4 Old English ( AD)The invading Germanic tribes spoke similar languages, which in Britain developed into what we now call Old English. Old English did not sound or look like English today. The words be, strong and water, for example, derive from Old English. Old English was spoken until around 1100.
5 Middle English ( )In 1066 William the Conqueror, the Duke of Normandy (part of modern France), invaded and conquered England. The new conquerors brought with them a kind of French, which became the language of the Royal Court, and the ruling and business classes. For a period there was a kind of linguistic class division, where the lower classes spoke English and the upper classes spoke French. In the 14th century English became dominant in Britain again, but with many French words added. This language is called Middle English.
6 Early Modern English (1500-1800) Towards the end of Middle English, a sudden and distinct change in pronunciation started, with vowels being pronounced shorter and shorter. From the 16th century the British had contact with many peoples from around the world.This, and the Renaissance of Classical learning, meant that many new words and phrases entered the language. The invention of printing also meant that there was now a common language in print. Books became cheaper and more people learned to read. Printing also brought standardization to English. Spelling and grammar became fixed, and the dialect of London, where most publishing houses were, became the standard. In 1604 the first English dictionary was published.
8 Late Modern English (1800-Present) The main difference between Early Modern English and Late Modern English is vocabulary. Late Modern English has many more words, arising from two principal factors: firstly, the Industrial Revolution and technology created a need for new words; secondly, the British Empire at its height covered one quarter of the earth's surface, and the English language adopted foreign words from many countries.
9 Varieties of EnglishFrom around 1600, the English colonization of North America resulted in the creation of a distinct American variety of English. Some English pronunciations and words "froze" when they reached America. In some ways, American English is more like the English of Shakespeare than modern British English is. Some expressions that the British call "Americanisms" are in fact original British expressions that were preserved in the colonies while lost for a time in Britain

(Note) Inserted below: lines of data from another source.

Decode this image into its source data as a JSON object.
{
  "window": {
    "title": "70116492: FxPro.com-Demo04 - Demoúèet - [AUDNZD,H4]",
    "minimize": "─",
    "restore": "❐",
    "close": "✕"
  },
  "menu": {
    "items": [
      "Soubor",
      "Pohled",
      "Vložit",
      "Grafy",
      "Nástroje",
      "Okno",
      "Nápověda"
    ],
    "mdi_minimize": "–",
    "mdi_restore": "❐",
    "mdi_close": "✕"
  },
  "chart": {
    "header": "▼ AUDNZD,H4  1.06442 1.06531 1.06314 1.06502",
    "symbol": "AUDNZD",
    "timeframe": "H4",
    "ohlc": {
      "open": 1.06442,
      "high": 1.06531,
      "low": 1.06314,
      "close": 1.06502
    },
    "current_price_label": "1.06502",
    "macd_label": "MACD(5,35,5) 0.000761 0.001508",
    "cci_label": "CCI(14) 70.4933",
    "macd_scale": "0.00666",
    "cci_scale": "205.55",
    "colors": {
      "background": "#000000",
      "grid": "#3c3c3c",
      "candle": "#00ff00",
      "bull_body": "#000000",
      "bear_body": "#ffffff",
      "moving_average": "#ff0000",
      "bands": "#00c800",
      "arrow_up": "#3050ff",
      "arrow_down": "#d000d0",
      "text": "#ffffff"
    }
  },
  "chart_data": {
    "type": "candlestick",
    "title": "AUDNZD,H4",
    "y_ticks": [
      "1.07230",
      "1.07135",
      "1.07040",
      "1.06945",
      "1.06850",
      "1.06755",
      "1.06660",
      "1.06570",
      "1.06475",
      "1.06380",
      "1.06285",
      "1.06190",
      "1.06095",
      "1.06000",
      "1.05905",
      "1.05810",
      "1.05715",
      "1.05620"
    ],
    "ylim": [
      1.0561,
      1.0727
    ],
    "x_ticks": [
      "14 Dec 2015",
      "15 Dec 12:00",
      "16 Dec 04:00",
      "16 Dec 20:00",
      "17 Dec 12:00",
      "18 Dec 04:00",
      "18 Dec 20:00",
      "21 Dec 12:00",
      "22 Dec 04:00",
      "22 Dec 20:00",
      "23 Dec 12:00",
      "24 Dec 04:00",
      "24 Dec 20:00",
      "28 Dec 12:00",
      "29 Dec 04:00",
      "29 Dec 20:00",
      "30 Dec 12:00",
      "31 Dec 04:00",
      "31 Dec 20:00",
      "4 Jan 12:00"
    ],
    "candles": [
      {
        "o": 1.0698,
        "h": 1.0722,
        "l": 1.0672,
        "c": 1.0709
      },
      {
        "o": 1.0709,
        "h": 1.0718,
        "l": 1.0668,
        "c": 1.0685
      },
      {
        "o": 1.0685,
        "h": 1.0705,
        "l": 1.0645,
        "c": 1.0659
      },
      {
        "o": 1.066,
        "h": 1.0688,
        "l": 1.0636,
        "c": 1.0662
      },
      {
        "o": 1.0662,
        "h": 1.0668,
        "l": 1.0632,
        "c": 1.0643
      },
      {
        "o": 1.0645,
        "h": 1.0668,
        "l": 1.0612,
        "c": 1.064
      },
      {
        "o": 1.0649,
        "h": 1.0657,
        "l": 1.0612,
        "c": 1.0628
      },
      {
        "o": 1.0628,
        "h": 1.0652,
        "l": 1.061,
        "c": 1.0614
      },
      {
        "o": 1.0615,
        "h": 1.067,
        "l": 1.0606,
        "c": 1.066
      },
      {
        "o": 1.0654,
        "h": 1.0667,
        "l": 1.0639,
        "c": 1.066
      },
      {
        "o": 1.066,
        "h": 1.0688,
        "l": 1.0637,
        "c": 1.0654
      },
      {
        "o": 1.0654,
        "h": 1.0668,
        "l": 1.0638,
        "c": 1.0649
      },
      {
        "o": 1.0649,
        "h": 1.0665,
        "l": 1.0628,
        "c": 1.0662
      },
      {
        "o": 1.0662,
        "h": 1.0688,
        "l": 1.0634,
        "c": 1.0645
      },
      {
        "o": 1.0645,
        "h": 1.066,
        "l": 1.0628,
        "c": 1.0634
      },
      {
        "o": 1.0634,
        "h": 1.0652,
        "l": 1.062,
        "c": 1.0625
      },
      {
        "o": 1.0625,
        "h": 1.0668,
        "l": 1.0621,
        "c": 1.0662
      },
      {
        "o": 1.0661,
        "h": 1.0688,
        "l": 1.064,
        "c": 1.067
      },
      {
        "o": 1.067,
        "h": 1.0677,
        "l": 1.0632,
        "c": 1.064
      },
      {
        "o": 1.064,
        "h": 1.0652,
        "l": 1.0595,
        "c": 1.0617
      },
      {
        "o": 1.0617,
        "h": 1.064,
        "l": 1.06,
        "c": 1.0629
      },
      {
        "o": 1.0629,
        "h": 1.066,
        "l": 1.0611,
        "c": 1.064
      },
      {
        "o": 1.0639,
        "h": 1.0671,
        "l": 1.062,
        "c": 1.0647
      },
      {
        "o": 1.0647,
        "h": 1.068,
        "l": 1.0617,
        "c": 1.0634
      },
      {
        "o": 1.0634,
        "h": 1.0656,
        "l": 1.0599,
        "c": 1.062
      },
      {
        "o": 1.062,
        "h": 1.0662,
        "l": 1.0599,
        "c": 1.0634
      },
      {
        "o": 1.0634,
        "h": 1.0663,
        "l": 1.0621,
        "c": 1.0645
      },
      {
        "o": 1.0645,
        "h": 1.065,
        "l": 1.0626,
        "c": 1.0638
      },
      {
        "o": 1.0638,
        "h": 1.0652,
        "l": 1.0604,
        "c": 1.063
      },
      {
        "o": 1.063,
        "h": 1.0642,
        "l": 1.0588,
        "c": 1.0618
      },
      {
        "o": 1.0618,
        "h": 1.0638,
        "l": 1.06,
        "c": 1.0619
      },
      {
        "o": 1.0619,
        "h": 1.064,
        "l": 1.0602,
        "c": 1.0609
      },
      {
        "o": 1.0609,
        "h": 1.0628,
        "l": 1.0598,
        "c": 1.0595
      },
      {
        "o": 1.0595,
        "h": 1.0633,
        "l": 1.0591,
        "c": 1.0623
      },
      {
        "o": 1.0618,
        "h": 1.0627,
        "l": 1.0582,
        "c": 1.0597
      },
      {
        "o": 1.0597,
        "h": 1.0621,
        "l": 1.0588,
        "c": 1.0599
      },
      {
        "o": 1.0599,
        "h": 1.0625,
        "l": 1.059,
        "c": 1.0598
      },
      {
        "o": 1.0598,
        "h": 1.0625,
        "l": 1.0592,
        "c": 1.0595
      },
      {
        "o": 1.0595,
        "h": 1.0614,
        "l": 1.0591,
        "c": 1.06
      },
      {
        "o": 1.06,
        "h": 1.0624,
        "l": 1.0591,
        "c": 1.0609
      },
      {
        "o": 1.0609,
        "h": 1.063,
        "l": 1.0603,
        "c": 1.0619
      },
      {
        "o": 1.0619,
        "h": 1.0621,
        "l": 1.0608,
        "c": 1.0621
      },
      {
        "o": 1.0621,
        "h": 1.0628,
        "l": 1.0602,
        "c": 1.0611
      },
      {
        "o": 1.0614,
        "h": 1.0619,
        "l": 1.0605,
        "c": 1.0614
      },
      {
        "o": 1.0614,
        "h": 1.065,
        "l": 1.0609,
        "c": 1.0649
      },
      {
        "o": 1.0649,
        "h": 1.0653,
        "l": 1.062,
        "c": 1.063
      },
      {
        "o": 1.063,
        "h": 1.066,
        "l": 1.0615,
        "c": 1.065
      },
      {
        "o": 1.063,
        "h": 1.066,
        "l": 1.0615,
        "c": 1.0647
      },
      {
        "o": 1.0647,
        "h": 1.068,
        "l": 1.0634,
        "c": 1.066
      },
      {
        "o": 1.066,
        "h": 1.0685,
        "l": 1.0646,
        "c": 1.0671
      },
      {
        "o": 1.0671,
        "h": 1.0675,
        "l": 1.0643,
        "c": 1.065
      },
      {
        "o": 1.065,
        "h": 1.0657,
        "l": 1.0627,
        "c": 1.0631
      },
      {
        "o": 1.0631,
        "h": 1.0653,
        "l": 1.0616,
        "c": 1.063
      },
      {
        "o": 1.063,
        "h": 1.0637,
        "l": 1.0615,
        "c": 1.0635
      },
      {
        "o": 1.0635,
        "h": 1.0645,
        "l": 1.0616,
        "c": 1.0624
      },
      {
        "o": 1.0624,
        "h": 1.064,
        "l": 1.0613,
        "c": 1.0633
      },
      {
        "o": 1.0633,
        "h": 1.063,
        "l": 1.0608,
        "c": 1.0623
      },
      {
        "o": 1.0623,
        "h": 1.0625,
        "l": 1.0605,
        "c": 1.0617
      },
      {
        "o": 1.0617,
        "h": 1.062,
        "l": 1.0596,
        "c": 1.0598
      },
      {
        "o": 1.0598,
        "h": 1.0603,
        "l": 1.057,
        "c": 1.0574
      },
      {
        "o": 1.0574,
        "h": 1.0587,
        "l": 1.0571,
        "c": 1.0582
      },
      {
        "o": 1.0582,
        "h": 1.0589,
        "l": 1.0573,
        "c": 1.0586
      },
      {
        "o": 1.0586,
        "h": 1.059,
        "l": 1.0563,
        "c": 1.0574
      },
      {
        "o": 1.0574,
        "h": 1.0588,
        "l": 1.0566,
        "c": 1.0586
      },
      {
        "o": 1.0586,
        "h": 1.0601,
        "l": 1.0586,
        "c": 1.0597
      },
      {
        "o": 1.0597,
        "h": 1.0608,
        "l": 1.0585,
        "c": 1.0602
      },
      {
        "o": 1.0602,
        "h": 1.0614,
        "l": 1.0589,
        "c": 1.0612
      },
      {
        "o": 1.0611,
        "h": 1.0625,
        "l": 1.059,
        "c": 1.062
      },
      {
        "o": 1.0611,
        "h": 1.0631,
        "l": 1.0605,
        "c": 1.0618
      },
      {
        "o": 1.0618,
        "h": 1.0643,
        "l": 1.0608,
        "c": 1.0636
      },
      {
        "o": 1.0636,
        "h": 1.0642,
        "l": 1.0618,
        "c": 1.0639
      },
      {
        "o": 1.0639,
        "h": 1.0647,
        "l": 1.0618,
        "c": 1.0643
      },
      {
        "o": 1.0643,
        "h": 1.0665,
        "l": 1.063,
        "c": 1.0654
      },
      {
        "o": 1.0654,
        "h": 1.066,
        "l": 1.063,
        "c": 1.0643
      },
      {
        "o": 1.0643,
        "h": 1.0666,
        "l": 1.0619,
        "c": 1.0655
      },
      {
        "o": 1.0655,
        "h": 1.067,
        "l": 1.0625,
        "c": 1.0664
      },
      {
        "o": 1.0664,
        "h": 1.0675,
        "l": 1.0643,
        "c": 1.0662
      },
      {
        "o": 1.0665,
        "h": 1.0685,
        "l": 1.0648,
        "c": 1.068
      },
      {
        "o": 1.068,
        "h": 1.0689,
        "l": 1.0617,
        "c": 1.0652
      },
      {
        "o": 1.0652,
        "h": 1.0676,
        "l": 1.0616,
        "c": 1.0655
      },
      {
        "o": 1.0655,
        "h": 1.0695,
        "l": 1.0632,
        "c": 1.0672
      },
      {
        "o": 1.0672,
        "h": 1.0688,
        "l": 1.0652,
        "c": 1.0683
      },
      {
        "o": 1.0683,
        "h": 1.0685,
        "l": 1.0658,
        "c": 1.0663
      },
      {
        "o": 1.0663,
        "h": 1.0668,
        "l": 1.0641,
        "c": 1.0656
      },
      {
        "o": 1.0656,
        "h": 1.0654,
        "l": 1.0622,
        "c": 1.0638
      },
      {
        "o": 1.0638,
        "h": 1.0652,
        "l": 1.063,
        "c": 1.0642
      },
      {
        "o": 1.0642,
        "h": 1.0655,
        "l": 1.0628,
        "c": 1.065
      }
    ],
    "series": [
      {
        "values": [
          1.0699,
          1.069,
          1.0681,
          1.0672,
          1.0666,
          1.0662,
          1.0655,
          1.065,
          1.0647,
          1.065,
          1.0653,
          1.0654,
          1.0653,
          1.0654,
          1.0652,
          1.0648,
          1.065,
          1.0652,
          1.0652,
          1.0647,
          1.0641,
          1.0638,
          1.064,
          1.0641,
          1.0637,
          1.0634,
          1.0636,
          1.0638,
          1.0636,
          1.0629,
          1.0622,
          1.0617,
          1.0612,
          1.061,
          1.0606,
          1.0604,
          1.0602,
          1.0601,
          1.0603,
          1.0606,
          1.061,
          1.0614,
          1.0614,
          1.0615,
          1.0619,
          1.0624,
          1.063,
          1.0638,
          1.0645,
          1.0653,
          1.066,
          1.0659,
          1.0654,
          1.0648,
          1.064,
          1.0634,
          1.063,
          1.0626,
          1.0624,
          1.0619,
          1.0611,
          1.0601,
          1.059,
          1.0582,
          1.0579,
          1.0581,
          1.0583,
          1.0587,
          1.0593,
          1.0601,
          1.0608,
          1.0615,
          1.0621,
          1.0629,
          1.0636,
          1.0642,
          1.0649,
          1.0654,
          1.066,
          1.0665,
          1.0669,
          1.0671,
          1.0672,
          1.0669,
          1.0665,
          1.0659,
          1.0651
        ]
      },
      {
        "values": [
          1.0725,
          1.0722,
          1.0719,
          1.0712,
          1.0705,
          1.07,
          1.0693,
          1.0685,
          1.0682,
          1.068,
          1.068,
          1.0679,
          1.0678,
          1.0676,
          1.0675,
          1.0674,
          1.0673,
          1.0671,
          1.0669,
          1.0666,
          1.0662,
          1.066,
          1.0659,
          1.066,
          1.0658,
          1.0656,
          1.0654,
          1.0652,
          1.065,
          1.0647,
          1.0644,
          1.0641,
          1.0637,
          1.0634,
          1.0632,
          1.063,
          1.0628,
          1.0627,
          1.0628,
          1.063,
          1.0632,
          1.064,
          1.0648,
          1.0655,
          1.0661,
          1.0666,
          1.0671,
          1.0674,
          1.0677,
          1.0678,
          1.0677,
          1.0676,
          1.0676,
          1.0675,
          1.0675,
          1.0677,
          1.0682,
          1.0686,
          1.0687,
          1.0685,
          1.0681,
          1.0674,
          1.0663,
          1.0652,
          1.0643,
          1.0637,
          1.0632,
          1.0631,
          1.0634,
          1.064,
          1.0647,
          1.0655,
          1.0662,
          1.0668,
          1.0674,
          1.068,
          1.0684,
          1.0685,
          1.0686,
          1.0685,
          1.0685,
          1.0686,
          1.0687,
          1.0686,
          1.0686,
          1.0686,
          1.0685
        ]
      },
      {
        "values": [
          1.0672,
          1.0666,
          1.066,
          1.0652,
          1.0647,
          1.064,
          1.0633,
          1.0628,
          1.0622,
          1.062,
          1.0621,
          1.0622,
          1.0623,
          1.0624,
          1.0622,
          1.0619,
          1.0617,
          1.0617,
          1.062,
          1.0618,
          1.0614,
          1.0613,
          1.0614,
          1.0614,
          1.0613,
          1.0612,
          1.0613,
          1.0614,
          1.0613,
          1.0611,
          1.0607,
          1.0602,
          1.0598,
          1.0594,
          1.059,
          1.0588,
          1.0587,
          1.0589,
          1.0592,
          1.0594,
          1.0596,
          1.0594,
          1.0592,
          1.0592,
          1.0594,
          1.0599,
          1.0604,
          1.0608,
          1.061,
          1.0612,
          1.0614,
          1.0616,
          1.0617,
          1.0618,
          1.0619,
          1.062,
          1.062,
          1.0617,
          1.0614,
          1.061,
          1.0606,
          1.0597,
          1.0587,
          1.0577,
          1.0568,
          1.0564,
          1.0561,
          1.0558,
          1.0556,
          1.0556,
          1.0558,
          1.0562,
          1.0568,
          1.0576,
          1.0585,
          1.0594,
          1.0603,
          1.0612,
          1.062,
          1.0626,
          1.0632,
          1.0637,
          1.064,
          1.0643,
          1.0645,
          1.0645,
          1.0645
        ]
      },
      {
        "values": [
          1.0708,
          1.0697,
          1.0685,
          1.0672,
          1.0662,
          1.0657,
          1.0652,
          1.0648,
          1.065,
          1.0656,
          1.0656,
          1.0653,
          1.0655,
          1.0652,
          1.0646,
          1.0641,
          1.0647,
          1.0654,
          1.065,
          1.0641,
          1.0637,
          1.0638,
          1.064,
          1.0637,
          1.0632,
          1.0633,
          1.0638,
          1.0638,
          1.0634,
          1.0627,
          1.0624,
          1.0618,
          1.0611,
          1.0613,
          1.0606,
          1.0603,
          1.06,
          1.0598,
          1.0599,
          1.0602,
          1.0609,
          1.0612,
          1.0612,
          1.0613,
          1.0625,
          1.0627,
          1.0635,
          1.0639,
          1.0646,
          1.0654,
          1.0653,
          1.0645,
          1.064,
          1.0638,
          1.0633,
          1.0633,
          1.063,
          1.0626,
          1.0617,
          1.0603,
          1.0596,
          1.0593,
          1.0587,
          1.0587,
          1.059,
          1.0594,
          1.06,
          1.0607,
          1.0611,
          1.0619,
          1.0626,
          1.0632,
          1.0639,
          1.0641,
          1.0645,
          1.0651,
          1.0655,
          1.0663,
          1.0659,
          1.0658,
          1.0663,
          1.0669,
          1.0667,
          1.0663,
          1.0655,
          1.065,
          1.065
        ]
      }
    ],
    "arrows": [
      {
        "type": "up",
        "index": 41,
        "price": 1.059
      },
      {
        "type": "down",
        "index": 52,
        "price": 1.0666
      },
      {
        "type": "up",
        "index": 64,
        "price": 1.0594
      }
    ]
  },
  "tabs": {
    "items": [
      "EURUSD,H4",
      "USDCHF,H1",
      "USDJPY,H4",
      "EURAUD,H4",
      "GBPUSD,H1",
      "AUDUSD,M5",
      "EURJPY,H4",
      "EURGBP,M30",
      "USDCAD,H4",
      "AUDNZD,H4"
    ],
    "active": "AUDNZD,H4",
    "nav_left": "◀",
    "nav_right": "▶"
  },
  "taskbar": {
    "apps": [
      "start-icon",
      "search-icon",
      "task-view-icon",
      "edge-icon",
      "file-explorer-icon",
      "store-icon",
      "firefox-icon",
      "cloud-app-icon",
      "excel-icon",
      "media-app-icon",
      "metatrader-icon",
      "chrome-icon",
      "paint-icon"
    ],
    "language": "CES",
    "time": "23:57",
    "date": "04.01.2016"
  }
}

10 There are many other varieties of English around the world, including for example Australian English, New Zealand English, Canadian English, South African English, Indian English and Caribbean English.